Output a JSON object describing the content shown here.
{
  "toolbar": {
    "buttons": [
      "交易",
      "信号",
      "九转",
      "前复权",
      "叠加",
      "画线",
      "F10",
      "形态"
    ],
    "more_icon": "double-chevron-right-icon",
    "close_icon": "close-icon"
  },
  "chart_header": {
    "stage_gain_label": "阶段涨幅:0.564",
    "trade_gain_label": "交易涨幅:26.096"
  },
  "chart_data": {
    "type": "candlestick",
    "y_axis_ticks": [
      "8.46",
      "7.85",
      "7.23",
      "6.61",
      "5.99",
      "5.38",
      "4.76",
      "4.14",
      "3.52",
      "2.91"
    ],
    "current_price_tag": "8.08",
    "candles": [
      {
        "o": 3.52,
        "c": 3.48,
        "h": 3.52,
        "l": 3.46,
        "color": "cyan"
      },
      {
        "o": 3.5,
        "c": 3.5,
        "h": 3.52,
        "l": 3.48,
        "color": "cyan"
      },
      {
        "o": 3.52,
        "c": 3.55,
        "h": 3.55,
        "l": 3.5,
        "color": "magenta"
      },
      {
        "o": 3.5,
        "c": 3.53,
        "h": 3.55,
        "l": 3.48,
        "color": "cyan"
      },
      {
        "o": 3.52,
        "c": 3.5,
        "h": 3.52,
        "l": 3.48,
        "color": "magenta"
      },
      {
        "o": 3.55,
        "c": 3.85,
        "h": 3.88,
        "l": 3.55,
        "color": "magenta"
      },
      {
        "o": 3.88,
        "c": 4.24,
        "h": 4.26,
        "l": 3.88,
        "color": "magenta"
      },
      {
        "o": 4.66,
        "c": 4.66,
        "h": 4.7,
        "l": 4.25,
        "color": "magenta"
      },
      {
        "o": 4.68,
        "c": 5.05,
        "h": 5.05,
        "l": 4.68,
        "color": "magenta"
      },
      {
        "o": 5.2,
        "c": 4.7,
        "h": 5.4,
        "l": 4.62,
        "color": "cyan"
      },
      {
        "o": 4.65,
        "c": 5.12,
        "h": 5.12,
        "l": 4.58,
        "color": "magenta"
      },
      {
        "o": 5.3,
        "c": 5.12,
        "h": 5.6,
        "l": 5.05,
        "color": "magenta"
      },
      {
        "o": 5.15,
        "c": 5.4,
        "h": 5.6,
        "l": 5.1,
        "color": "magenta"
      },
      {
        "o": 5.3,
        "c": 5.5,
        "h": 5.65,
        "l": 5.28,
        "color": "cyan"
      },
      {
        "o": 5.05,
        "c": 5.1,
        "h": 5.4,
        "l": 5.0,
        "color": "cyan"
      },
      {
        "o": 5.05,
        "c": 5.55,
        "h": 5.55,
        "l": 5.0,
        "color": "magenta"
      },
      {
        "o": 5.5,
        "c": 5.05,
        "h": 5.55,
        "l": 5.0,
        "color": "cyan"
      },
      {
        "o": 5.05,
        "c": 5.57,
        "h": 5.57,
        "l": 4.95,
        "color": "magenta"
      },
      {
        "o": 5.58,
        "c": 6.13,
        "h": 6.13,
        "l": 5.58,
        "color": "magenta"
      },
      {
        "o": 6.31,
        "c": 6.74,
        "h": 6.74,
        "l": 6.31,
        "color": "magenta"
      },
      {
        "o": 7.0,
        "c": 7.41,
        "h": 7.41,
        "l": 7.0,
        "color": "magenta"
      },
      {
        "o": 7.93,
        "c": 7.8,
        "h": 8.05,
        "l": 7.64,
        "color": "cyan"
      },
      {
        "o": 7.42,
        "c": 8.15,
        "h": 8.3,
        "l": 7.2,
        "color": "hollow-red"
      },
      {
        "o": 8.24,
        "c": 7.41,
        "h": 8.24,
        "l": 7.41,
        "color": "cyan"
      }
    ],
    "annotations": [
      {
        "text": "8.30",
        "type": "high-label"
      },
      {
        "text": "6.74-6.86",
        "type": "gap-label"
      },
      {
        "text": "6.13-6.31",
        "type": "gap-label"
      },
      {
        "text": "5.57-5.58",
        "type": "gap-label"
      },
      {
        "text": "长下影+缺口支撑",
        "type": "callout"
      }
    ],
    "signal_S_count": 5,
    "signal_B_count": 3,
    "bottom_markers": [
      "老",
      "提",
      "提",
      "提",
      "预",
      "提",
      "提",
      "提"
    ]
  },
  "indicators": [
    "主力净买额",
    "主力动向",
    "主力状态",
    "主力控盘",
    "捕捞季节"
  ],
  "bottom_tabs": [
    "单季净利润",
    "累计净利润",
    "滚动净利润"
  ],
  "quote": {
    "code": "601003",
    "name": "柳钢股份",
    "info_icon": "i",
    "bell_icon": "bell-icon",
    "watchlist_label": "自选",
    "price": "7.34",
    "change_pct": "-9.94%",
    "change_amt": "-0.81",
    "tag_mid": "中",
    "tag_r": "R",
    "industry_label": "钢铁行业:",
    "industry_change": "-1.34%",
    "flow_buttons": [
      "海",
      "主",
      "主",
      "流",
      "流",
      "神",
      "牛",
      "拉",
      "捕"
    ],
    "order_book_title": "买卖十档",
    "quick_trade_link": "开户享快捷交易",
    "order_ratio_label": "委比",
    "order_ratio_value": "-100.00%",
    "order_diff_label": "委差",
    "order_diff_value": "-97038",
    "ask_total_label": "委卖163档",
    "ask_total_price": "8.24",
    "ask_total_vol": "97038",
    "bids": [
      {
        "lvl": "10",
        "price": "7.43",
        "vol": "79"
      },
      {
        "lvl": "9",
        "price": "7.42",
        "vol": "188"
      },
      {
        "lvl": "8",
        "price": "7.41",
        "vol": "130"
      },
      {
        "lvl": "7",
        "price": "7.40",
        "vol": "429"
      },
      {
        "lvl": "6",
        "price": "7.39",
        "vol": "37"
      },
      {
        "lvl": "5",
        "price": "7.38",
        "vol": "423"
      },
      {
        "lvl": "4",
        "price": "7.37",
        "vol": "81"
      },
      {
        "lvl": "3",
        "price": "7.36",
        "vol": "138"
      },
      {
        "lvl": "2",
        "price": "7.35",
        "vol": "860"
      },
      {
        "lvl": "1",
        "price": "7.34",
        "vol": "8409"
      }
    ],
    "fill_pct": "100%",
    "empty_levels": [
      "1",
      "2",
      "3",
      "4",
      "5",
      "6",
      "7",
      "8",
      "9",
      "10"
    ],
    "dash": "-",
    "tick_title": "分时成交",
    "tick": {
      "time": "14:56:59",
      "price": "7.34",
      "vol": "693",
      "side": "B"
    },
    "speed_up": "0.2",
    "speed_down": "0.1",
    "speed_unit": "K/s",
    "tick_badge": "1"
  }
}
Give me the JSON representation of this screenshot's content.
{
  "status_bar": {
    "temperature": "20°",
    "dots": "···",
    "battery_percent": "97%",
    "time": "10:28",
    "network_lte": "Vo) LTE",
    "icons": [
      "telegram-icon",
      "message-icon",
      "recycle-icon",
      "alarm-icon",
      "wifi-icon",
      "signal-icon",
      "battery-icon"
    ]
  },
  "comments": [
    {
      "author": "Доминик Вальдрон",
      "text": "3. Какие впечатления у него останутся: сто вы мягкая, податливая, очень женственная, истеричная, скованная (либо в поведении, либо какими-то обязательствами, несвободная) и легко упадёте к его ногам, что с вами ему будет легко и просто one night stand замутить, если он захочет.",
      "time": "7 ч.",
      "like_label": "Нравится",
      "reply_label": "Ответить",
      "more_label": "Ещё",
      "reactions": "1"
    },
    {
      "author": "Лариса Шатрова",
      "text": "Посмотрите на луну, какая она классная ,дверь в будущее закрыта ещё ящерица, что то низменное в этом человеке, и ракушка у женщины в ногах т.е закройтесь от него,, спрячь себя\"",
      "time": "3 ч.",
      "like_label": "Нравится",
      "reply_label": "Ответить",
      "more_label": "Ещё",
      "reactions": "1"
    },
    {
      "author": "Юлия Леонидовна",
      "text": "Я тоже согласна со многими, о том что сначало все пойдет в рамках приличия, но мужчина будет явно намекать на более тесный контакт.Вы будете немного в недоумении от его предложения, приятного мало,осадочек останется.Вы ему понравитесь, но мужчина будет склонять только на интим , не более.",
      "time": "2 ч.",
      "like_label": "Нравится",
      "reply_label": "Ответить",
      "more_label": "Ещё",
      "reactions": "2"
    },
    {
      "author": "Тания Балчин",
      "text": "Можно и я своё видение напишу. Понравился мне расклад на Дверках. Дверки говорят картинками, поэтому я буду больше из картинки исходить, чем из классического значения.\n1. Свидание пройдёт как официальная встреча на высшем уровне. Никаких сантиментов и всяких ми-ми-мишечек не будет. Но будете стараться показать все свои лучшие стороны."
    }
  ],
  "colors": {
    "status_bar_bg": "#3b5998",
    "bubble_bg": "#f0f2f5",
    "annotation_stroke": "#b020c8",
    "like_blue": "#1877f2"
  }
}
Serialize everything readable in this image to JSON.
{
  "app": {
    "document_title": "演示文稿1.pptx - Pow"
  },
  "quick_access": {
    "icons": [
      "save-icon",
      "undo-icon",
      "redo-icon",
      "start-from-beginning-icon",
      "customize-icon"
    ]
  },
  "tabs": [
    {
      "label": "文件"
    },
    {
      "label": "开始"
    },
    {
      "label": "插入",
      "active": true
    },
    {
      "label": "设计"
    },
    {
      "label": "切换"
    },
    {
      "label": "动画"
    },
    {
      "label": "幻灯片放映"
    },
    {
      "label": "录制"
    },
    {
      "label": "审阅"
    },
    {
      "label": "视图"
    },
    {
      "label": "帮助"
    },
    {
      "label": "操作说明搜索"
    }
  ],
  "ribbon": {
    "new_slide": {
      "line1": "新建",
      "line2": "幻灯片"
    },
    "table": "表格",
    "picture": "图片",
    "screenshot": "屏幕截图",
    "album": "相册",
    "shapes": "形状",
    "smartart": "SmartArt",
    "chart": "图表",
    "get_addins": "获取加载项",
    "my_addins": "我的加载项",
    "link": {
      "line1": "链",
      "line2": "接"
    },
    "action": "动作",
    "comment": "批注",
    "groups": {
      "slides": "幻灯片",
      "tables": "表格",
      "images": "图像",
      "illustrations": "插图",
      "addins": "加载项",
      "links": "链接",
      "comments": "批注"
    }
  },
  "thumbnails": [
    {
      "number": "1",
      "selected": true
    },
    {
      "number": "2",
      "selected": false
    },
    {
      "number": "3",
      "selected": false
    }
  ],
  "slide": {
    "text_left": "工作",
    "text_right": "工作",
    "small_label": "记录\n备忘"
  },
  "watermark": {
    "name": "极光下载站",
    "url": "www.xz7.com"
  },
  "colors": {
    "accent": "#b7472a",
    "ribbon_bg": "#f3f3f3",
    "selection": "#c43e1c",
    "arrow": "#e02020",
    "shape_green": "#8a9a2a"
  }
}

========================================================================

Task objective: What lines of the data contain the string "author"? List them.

Response to the exercise:
      "author": "Доминик Вальдрон",
      "author": "Лариса Шатрова",
      "author": "Юлия Леонидовна",
      "author": "Тания Балчин",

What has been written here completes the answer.